ONE FLEW OVER THE CUCKOO'S NEST
at Brentwood Theatre
The set is stylish and bold – white furniture, chequered floor, opaque plastic screens, nurses' station dominating from centre stage – and this Psychiatric Institution is peopled with the angry, the inadequate and the introverted.
The cast of assorted "loonies" was the great strength of Amy Clayton's production for Early Doors. Their characterization was impressively sustained, meticulously observed. Restless, short-fused Cheswick [Paul Sparrowham], halting, immature Billy [Gary Ball] fussy, delusional Martini [Martin Harris], tense, destructive Scanlon [Andy Gilett] all excellently done, as was William Wells' blustering Brit, who is deposed by the newcomer, but finally gets to wear his rebellious hat.
Justin Cartledge was the legendary McMurphy; not as charismatic or as boisterous as some, but an affable, reasonable guy, feigning psychosis for his own ends, a telling contrast with the tics and traumas of the institutionalised inmates. His dialogue with Ray Johnson's touchingly portrayed Chief, and their final moments together, were high points of the evening, quieter counterpoints to the big set-pieces like the football match and the party.
The Big Nurse, appalled by all McMurphy stands for, was Julie Salter, efficient, chilly and implacable.

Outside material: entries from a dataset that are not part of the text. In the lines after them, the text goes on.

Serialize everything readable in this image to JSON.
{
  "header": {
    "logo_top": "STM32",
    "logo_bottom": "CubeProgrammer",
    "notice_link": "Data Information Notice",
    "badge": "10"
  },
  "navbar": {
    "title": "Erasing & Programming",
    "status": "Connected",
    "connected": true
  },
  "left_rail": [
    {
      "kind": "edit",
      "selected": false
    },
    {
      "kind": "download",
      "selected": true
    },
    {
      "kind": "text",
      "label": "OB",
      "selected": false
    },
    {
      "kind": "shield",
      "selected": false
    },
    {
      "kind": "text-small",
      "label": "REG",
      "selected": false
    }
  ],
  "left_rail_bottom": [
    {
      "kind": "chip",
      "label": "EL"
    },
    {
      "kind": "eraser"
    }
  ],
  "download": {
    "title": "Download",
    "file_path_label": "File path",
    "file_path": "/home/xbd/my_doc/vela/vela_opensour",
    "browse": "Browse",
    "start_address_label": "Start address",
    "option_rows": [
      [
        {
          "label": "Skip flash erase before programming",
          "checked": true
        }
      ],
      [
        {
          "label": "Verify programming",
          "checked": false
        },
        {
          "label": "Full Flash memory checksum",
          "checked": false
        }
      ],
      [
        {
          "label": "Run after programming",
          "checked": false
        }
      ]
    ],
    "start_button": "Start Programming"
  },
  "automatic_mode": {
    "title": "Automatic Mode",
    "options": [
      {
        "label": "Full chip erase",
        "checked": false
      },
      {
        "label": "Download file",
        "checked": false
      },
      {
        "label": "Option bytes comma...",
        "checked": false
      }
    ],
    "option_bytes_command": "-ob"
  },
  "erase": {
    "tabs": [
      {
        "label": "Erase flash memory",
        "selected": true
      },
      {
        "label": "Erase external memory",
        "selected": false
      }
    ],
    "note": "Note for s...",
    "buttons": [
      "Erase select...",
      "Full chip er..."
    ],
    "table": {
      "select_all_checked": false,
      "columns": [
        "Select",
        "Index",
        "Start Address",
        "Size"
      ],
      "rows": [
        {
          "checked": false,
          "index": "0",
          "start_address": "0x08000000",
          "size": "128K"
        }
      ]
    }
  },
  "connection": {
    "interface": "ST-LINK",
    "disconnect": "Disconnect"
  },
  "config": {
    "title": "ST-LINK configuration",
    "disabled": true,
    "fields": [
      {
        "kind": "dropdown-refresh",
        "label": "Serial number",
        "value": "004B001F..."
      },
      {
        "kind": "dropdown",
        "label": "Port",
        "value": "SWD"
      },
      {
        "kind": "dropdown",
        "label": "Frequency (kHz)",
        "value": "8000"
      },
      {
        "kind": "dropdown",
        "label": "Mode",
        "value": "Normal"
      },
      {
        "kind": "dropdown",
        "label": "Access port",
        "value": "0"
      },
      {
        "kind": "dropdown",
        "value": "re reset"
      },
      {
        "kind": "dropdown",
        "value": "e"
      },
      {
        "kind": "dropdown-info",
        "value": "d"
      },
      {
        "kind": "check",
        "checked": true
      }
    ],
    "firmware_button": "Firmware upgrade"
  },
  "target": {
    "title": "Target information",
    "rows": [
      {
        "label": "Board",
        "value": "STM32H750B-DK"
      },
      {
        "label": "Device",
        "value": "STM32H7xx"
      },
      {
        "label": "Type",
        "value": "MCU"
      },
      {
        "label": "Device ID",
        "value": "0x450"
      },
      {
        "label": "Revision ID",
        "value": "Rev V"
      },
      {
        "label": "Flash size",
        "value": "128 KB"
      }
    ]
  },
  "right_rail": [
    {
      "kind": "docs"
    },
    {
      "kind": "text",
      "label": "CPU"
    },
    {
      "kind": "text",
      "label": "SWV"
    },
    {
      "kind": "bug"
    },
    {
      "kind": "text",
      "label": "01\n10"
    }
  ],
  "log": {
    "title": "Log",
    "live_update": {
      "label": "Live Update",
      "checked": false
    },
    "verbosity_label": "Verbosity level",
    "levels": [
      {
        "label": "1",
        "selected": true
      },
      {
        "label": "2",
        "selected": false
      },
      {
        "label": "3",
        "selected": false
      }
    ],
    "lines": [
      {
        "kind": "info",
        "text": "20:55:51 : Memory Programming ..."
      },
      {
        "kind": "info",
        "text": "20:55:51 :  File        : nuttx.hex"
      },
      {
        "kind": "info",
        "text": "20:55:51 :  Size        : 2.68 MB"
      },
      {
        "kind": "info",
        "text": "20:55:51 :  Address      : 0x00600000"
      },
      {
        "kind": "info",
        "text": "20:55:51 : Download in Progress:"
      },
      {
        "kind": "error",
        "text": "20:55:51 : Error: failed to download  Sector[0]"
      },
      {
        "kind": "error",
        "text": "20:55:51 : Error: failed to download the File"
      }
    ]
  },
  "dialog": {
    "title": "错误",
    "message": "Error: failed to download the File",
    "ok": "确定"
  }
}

Of the other staff, I was struck in particular by Vernon Keeble Watson's vicious Aide.
A confident, polished ensemble piece, enhanced by video inserts for the ECT sequence, and by carefully chosen tracks from The Four Tops, Bowie, The Stones ...